-- DATA PROVIDED --
★ ★ ★ ★
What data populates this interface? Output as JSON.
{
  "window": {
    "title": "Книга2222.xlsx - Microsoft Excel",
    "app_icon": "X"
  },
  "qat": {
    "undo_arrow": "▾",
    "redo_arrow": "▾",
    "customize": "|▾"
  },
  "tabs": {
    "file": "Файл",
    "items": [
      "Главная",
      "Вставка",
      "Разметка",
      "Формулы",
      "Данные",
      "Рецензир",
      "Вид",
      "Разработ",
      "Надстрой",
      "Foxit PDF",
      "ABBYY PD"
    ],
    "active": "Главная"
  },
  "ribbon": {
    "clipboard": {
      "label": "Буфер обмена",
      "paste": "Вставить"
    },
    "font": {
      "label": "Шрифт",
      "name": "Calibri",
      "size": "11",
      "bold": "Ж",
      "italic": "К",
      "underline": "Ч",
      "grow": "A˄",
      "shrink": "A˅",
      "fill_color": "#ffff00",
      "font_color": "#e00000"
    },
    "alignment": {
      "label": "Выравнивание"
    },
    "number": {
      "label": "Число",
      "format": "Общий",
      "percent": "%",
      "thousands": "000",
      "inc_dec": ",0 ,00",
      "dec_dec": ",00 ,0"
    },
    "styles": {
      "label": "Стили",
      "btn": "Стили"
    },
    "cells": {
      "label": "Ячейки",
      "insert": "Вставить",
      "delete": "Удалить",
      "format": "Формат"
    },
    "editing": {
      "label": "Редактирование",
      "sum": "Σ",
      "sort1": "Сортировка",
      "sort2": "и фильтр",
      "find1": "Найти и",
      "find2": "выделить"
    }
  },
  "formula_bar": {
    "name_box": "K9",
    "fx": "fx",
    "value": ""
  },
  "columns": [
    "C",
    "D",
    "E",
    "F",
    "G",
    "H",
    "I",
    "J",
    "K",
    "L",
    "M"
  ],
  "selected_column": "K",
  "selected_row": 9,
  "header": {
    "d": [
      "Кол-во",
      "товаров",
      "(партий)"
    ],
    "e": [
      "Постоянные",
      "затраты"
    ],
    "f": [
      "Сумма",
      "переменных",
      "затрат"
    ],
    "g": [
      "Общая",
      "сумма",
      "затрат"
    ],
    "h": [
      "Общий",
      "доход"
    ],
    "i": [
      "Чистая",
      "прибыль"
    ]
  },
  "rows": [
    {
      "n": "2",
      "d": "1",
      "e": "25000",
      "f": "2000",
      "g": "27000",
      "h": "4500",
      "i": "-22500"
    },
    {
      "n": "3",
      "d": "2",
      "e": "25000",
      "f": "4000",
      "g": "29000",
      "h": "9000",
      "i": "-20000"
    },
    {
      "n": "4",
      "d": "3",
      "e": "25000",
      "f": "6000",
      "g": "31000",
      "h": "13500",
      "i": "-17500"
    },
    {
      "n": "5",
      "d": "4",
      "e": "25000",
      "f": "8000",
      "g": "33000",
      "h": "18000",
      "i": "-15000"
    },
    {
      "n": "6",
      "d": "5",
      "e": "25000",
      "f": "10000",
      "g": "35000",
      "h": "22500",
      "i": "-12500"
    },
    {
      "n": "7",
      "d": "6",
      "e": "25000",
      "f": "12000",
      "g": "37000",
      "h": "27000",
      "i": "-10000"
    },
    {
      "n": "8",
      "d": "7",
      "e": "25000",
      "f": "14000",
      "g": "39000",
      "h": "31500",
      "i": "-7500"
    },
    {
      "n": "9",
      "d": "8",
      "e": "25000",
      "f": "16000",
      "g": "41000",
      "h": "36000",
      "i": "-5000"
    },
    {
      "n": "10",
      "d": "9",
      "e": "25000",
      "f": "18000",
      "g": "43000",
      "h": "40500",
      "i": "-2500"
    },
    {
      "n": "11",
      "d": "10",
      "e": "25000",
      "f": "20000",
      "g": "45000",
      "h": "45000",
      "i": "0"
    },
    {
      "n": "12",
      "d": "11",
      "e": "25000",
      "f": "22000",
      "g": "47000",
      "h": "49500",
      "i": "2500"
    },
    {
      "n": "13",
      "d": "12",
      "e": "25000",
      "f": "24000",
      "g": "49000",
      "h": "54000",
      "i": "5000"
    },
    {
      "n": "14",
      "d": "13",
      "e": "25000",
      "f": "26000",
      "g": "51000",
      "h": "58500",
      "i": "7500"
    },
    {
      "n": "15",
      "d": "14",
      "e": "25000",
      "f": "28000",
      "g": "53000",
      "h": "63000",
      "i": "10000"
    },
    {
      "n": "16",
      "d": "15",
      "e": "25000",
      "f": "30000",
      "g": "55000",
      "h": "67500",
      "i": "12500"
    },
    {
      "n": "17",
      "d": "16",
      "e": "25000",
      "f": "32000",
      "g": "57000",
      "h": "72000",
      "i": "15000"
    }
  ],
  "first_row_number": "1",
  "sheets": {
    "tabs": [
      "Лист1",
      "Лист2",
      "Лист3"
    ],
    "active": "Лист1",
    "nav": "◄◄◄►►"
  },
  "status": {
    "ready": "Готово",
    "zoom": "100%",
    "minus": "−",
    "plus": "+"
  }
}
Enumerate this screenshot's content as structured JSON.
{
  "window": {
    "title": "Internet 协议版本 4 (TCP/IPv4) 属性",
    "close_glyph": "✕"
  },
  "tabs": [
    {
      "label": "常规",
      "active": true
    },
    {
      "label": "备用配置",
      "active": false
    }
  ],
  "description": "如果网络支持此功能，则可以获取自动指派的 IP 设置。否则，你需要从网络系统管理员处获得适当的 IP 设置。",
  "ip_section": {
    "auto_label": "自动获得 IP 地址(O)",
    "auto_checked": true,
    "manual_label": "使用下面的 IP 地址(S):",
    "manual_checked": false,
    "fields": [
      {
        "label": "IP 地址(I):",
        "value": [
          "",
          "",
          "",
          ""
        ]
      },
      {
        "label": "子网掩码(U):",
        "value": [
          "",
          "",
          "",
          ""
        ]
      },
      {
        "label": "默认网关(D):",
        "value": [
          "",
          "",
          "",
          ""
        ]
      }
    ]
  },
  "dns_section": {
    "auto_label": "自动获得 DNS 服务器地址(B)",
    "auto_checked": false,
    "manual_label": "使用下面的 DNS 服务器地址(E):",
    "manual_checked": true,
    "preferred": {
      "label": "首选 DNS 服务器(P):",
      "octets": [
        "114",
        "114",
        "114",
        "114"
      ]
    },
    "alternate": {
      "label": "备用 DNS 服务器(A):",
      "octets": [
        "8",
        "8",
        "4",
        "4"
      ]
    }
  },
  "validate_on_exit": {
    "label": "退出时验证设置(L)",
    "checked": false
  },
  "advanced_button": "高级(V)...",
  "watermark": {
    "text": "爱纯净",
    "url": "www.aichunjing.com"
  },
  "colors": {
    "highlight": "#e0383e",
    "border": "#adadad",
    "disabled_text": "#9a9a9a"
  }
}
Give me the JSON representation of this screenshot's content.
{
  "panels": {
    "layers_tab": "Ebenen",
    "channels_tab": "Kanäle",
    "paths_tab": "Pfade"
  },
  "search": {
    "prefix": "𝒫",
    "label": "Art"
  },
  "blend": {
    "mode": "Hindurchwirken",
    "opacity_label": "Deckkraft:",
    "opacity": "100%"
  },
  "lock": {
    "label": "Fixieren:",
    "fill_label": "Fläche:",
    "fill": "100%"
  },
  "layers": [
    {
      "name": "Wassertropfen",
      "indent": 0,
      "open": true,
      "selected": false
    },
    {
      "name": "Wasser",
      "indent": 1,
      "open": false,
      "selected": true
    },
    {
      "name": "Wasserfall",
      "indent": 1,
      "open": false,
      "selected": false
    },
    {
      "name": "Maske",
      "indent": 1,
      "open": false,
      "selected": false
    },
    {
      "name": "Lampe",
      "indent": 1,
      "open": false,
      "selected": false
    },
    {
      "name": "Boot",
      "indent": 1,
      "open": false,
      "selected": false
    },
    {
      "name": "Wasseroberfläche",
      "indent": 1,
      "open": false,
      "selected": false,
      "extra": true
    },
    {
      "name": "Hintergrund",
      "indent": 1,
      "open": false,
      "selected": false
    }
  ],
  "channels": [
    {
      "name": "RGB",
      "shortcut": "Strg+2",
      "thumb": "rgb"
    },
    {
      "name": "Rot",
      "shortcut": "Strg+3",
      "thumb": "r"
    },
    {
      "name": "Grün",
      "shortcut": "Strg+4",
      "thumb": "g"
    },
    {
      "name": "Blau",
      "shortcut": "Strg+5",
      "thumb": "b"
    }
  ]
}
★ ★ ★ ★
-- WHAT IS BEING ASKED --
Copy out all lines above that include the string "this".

-- EXPECTED OUTPUT --
What data populates this interface? Output as JSON.
Enumerate this screenshot's content as structured JSON.
Give me the JSON representation of this screenshot's content.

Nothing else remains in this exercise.